In most high-risk pregnancy situations, a woman is cared for during pregnancy, labor, and delivery by a health care team. Your doctor may consult with other specialists in the management of your pregnancy and may recommend that you be moved to another hospital. Sometimes another doctor specially trained in the care of high-risk newborns may be consulted. You may want to meet your baby's doctor before your baby is born to ask questions.

Changing Your Life Style

Even if you can't change the fact that you may have medical problems that could affect your pregnancy, there are some things about your life style that you can change to make your pregnancy safer. One thing you can do for yourself and your baby is to develop good eating habits and get adequate rest and exercise. Habits like these can help you look and feel better at any time in your life, but especially during pregnancy, when what you eat must do double duty to prepare you for childbirth and nursing and to fuel your baby's steady growth.

Because pregnancy affects a woman's entire body, high-risk mothers may need to follow a special diet while they are pregnant. An obese woman may need to lose weight before becoming pregnant. A diabetic may need a special diet to keep her blood sugar at a normal leve] throughout pregnancy. If you are overweight, your doctor can put you on a well-balanced diet. You should not try to lose weight once you are pregnant, however.

Stop smoking cigarettes and drinking alcohol before you become pregnant, or as soon as you think you are pregnant. If you find you cannot stop, you can help your baby by limiting your smoking or drinking as much as possible. Because smoking and drinking can deplete your body of needed nutrients, your doctor may give you supplements to provide missing vitamins. Tell your doctor about any drugs you are taking, even if they have been prescribed for you.

Discuss your work situation with your doctor. Not everything is known about the environmental factors that can affect a pregnant woman and her fetus, but you and your doctor should be aware of any hazards that do exist in your work place.

Some do's and don'ts

Adequate rest, good nutrition, and exercise are especially important during pregnancy..

You can help your baby by stopping or limiting your smoking and drinking as much as possible during pregnancy.

Finally…

Your doctor can suggest ways to get in good shape for pregnancy. How healthy you are before you get pregnant plays an important role in the health of your growing fetus.

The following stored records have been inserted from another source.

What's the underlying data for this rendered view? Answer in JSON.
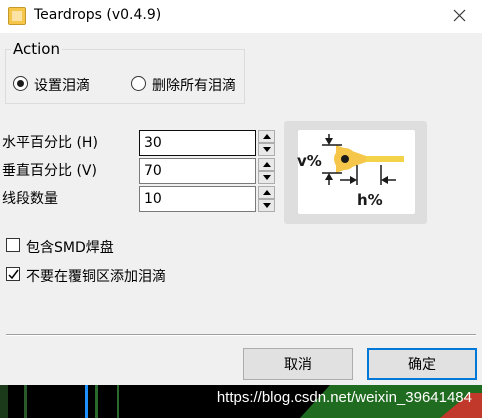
{
  "window": {
    "title": "Teardrops (v0.4.9)",
    "icon": "kicad-plugin-icon"
  },
  "action_group": {
    "title": "Action",
    "options": [
      {
        "label": "设置泪滴",
        "selected": true
      },
      {
        "label": "删除所有泪滴",
        "selected": false
      }
    ]
  },
  "fields": {
    "horizontal": {
      "label": "水平百分比 (H)",
      "value": "30"
    },
    "vertical": {
      "label": "垂直百分比 (V)",
      "value": "70"
    },
    "segments": {
      "label": "线段数量",
      "value": "10"
    }
  },
  "diagram": {
    "v_label": "v%",
    "h_label": "h%",
    "colors": {
      "pad": "#f6c64a",
      "track": "#f3d34a",
      "dark": "#1a1a1a"
    }
  },
  "checkboxes": [
    {
      "label": "包含SMD焊盘",
      "checked": false
    },
    {
      "label": "不要在覆铜区添加泪滴",
      "checked": true
    }
  ],
  "buttons": {
    "cancel": "取消",
    "ok": "确定"
  },
  "watermark": "https://blog.csdn.net/weixin_39641484",
  "colors": {
    "accent": "#0078d7",
    "strip_green": "#1f6b1f",
    "strip_red": "#c0392b"
  }
}
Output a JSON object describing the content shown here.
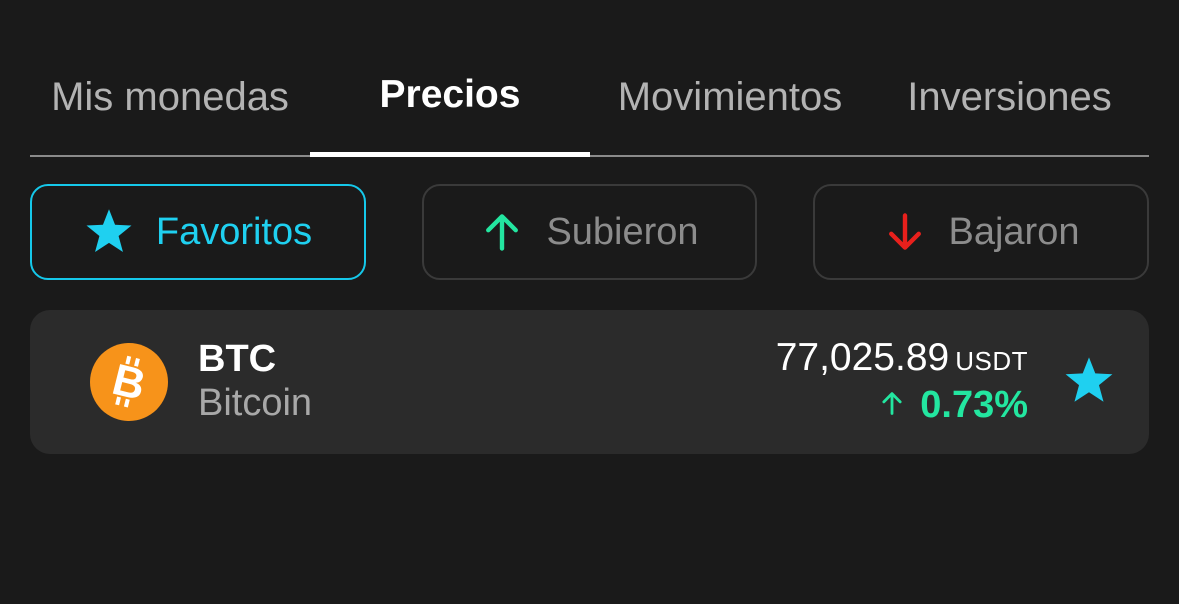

To help any pregnancy go smoother, but especially in high-risk cases, planning ahead is a good idea. Although tests and good prenatal care énable you to have an understanding of the likelihood of problems, they cannot predict or prevent all problems. There are no guarantees of a perfect outcome for mother and baby, but knowirig about the factors described here can help you plan for your pregnancy and care for yourself properly.
Ramiro Antuña de Alaiz
Clínica Diabetológica
education > taking control over your diabetes > pregnancy & diabetes